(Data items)
====

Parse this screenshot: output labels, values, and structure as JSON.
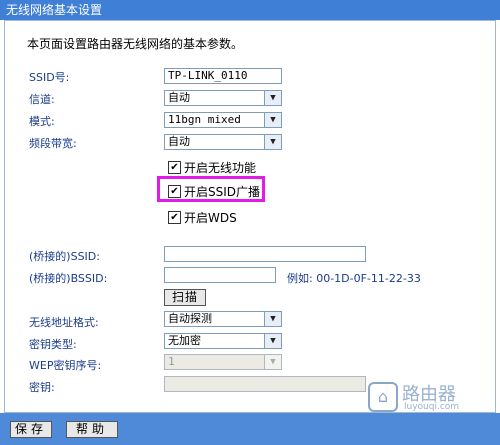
{
  "title": "无线网络基本设置",
  "description": "本页面设置路由器无线网络的基本参数。",
  "fields": {
    "ssid": {
      "label": "SSID号:",
      "value": "TP-LINK_0110"
    },
    "channel": {
      "label": "信道:",
      "value": "自动"
    },
    "mode": {
      "label": "模式:",
      "value": "11bgn mixed"
    },
    "bandwidth": {
      "label": "频段带宽:",
      "value": "自动"
    }
  },
  "checkboxes": {
    "enable_wireless": {
      "label": "开启无线功能",
      "checked": true
    },
    "ssid_broadcast": {
      "label": "开启SSID广播",
      "checked": true
    },
    "wds": {
      "label": "开启WDS",
      "checked": true
    }
  },
  "wds": {
    "bridged_ssid": {
      "label": "(桥接的)SSID:",
      "value": ""
    },
    "bridged_bssid": {
      "label": "(桥接的)BSSID:",
      "value": "",
      "example": "例如: 00-1D-0F-11-22-33"
    },
    "scan_button": "扫描",
    "mac_format": {
      "label": "无线地址格式:",
      "value": "自动探测"
    },
    "key_type": {
      "label": "密钥类型:",
      "value": "无加密"
    },
    "wep_index": {
      "label": "WEP密钥序号:",
      "value": "1"
    },
    "key": {
      "label": "密钥:",
      "value": ""
    }
  },
  "buttons": {
    "save": "保存",
    "help": "帮助"
  },
  "watermark": {
    "cn": "路由器",
    "en": "luyouqi.com"
  },
  "colors": {
    "titlebar": "#3f7fd6",
    "highlight": "#e21ce6",
    "footer": "#4f8ad8",
    "label": "#1a3c8a"
  }
}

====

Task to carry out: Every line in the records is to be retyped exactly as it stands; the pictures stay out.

Response below:
Parse this screenshot: output labels, values, and structure as JSON.
{
  "title": "无线网络基本设置",
  "description": "本页面设置路由器无线网络的基本参数。",
  "fields": {
    "ssid": {
      "label": "SSID号:",
      "value": "TP-LINK_0110"
    },
    "channel": {
      "label": "信道:",
      "value": "自动"
    },
    "mode": {
      "label": "模式:",
      "value": "11bgn mixed"
    },
    "bandwidth": {
      "label": "频段带宽:",
      "value": "自动"
    }
  },
  "checkboxes": {
    "enable_wireless": {
      "label": "开启无线功能",
      "checked": true
    },
    "ssid_broadcast": {
      "label": "开启SSID广播",
      "checked": true
    },
    "wds": {
      "label": "开启WDS",
      "checked": true
    }
  },
  "wds": {
    "bridged_ssid": {
      "label": "(桥接的)SSID:",
      "value": ""
    },
    "bridged_bssid": {
      "label": "(桥接的)BSSID:",
      "value": "",
      "example": "例如: 00-1D-0F-11-22-33"
    },
    "scan_button": "扫描",
    "mac_format": {
      "label": "无线地址格式:",
      "value": "自动探测"
    },
    "key_type": {
      "label": "密钥类型:",
      "value": "无加密"
    },
    "wep_index": {
      "label": "WEP密钥序号:",
      "value": "1"
    },
    "key": {
      "label": "密钥:",
      "value": ""
    }
  },
  "buttons": {
    "save": "保存",
    "help": "帮助"
  },
  "watermark": {
    "cn": "路由器",
    "en": "luyouqi.com"
  },
  "colors": {
    "titlebar": "#3f7fd6",
    "highlight": "#e21ce6",
    "footer": "#4f8ad8",
    "label": "#1a3c8a"
  }
}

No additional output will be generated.